The Whitman School of Management announced the appointment of two new associate deans, effective Feb. 1. Professor Joe Comprix has been named associate dean for faculty affairs and Professor Willie Reddic has been named associate dean for business education. In…
A $1.25 Million Gift Ensures Whitman Students Stand Ready to IMPRESS in the Business World
Kenneth “Kenny” Goodman ’70 knows what it takes to be successful in the business world and he has committed himself to ensuring that Syracuse University graduates are a step ahead and better prepared to compete in a fast-changing world. That’s why the retired director, president and chief operating officer of the international pharmaceutical giant Forest Laboratories has committed an additional $1.25 million to the Forever Orange Campaign and the Whitman School of Management to significantly expand its Goodman IMPRESS program, a professional and personal development program he helped launch in 2014.

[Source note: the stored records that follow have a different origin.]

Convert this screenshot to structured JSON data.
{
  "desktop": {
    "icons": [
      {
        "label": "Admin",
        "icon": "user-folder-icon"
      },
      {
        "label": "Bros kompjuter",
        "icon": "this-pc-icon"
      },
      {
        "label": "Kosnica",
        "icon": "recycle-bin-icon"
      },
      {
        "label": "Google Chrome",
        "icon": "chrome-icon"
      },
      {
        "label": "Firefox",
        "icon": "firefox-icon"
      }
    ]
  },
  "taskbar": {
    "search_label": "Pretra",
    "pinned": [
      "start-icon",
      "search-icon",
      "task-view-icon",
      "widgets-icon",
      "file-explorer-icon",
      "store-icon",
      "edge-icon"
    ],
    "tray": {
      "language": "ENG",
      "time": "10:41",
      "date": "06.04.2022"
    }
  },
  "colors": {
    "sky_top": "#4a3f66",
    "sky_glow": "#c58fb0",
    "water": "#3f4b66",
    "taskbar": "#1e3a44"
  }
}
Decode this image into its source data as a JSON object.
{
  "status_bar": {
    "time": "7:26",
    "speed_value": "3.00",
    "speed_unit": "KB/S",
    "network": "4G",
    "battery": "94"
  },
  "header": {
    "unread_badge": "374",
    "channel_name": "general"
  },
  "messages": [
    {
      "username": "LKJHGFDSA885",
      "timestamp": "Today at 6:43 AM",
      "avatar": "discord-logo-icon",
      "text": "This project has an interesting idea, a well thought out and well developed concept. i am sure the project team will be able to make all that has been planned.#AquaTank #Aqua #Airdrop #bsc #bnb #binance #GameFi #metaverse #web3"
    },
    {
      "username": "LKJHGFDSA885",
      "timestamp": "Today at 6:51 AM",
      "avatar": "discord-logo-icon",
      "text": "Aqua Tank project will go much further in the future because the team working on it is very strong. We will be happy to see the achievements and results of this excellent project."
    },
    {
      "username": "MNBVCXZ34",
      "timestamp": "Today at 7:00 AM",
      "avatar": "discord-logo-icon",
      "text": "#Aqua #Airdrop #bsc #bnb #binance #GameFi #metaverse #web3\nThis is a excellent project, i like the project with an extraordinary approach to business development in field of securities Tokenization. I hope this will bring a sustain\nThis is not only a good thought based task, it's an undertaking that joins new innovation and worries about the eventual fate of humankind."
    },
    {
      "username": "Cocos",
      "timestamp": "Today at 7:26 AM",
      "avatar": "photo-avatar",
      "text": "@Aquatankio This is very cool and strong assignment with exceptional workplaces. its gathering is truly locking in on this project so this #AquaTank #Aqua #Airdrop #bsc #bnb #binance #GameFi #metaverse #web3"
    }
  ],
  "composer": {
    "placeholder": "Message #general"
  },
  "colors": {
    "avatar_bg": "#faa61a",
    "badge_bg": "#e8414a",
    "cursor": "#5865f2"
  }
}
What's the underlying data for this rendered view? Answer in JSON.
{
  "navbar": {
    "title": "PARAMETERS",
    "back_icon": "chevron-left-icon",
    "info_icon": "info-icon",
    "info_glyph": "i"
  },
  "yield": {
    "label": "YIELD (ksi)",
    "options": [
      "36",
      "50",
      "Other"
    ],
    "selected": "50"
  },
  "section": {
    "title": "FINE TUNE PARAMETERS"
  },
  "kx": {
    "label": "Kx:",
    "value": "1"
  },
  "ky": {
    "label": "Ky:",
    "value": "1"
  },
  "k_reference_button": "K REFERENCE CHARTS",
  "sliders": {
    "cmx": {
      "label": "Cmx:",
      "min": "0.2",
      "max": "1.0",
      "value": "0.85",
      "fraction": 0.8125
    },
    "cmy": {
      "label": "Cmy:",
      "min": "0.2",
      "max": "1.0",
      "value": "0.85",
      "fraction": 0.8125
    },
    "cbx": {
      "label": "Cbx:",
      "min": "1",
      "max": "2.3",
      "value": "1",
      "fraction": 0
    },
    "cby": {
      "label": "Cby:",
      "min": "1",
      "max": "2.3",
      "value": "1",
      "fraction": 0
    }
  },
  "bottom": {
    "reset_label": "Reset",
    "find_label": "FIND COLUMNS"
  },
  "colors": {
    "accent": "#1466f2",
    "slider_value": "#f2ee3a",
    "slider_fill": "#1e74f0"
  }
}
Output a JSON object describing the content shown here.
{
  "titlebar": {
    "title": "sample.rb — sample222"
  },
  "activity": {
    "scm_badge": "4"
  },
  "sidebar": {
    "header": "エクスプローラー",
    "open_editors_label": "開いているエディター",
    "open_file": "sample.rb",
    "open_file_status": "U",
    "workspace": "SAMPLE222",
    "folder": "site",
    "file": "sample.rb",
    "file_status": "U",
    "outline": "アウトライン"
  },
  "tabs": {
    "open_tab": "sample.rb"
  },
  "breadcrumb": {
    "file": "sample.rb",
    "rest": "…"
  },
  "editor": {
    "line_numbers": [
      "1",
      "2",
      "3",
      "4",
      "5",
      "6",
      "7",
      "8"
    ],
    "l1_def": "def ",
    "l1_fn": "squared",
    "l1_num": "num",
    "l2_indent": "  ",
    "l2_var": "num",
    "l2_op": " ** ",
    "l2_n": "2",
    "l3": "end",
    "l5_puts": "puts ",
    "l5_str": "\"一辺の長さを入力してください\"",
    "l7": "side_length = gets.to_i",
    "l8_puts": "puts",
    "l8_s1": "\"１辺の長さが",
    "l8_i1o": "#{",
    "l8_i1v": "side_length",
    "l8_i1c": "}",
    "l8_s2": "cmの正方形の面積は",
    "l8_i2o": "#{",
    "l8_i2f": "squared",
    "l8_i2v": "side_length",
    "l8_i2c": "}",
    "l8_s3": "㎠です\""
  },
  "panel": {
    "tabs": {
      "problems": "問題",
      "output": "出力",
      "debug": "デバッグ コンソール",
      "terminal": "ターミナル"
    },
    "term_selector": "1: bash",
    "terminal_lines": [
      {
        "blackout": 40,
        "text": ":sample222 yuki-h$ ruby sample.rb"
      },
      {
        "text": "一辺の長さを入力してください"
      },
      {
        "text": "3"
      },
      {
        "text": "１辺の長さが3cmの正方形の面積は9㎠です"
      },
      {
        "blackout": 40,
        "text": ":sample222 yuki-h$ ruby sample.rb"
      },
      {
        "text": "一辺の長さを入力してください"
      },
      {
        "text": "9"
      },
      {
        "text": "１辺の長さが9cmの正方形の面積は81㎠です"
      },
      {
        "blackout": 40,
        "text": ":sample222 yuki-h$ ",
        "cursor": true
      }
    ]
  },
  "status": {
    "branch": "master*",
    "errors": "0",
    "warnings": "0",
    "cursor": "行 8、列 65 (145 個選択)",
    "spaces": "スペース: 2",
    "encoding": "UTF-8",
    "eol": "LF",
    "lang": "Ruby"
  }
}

“When we launched IMPRESS, we targeted first-year students who had dreams of pursuing careers in business,” says Goodman. “I knew they would acquire important skills in the classroom—but not all the skills they would need for success. I had seen a lot of really smart people come into the business world who were not successful. They had all the academic skills but they didn’t have the right means of connecting to people within an organization that would make them successful.”
Lindsay Quilty, Whitman School assistant dean for undergraduate programs, says that IMPRESS has achieved notable results—it is a magnet that attracts prospective students to Syracuse University. In addition, it has contributed to better job placement rates in higher paying positions for graduates of the program. “IMPRESS is giving our students an edge,” says Quilty. “It’s a co-curricular program that offers the soft skills necessary for career success—how to work within teams, develop better listening skills, have difficult conversations in the workplace, read someone’s body language, even greet someone during a job interview.”
IMPRESS stands for Initiating Meaningful Partnerships and Responsibilities to Encourage Student Success. “This program is helping our students be prepared for an ever-changing future by enhancing professional and personal skills,” says Alex McKelvie, Whitman School associate dean for undergraduate and master’s education and professor of entrepreneurship. “The new Goodman gift essentially creates IMPRESS 2.0. Just as we are preparing our students to be adaptable to rapidly changing circumstances in our world, we are adapting and customizing the program to make it more accessible to more students and for a digital work environment.”
Every new student admitted to Whitman becomes part of one of four IMPRESS houses. Each house is led by a faculty “house mentor” who guides students through their first business course and helps them engage in extracurricular activities for which they are rewarded with points. These activities include community engagement, the exploration of career possibilities and certifications. Through their involvement in these activities, students collect points toward a personal point total and a group point total–with the gamification acting as an additional motivator to get involved. Each year, the group with the greatest number of points is awarded the Goodman Cup at a celebratory event. The points accumulated and the experiences pursued are reflected on student co-curricular transcripts.
The enhanced IMPRESS program will have components that are personalized for upper division students with a focus on leadership development, says Goodman. “We want to create a leadership development plan for those students who demonstrate capabilities,” he says. “We know we can positively impact their futures.” Goodman says the plan to expand IMPRESS includes increased access to experiential learning opportunities, soft-skills training and certifications, and an emphasis on diversity, inclusion and equity. “I know that a lot of students figure things out on their own, but it is my sense that we could do a much better job helping develop the next generation of leaders. If we ensure our students are better trained in the non-academic side of things, more of them will be hired into great jobs at better pay, improving the university’s overall ranking and reputation.”
Goodman, who serves on the Whitman Advisory Council, was formerly vice chair of the University Board of Trustees and is now a Life Trustee. Though he started his academic pursuits at Syracuse University in engineering, he switched to accounting. Graduating in 1970, he quickly recognized that a career in public accounting would not satisfy his spirit to innovate, create and drive new products to market. He decided to “take a risk” and join a start-up that grew to become an international leader in pharmaceutical manufacturing and marketing.
“When you end up managing many thousands of people, you realize that it takes much more than an education to make a real difference in business,” says Goodman. With his continued generosity and support of IMPRESS, Goodman is ensuring Whitman graduates are well-prepared to make that difference.
About Forever Orange: The Campaign for Syracuse University
Orange isn’t just our color. It’s our promise to leave the world better than we found it. Forever Orange: The Campaign for Syracuse University is poised to do just that. Fueled by 150 years of fearless firsts, together we can enhance academic excellence, transform the student experience and expand unique opportunities for learning and growth. Forever Orange endeavors to raise $1.5 billion in philanthropic support, inspire 125,000 individual donors to participate in the campaign, and actively engage one in five alumni in the life of the University. Now is the time to show the world what Orange can do. Visit foreverorange.syr.edu to learn more.